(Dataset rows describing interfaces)
'''

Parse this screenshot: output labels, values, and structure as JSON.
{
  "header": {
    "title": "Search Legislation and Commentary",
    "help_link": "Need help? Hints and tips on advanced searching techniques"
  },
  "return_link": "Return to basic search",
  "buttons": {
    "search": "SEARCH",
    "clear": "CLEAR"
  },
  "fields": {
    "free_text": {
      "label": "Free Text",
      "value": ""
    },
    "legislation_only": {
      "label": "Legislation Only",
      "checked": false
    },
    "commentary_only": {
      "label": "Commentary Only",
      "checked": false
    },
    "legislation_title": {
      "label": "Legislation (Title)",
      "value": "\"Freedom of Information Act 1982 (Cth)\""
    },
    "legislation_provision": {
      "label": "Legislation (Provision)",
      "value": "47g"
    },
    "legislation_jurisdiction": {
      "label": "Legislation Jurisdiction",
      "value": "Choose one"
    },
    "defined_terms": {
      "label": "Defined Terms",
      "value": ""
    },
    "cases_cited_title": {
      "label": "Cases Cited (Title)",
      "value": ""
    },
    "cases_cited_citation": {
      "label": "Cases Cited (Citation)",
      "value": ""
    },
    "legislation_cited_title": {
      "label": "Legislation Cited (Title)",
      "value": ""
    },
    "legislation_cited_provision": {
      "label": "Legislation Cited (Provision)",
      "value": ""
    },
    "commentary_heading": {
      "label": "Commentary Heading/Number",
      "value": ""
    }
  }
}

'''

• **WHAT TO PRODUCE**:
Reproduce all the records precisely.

• **TASK ANSWER**:
Parse this screenshot: output labels, values, and structure as JSON.
{
  "header": {
    "title": "Search Legislation and Commentary",
    "help_link": "Need help? Hints and tips on advanced searching techniques"
  },
  "return_link": "Return to basic search",
  "buttons": {
    "search": "SEARCH",
    "clear": "CLEAR"
  },
  "fields": {
    "free_text": {
      "label": "Free Text",
      "value": ""
    },
    "legislation_only": {
      "label": "Legislation Only",
      "checked": false
    },
    "commentary_only": {
      "label": "Commentary Only",
      "checked": false
    },
    "legislation_title": {
      "label": "Legislation (Title)",
      "value": "\"Freedom of Information Act 1982 (Cth)\""
    },
    "legislation_provision": {
      "label": "Legislation (Provision)",
      "value": "47g"
    },
    "legislation_jurisdiction": {
      "label": "Legislation Jurisdiction",
      "value": "Choose one"
    },
    "defined_terms": {
      "label": "Defined Terms",
      "value": ""
    },
    "cases_cited_title": {
      "label": "Cases Cited (Title)",
      "value": ""
    },
    "cases_cited_citation": {
      "label": "Cases Cited (Citation)",
      "value": ""
    },
    "legislation_cited_title": {
      "label": "Legislation Cited (Title)",
      "value": ""
    },
    "legislation_cited_provision": {
      "label": "Legislation Cited (Provision)",
      "value": ""
    },
    "commentary_heading": {
      "label": "Commentary Heading/Number",
      "value": ""
    }
  }
}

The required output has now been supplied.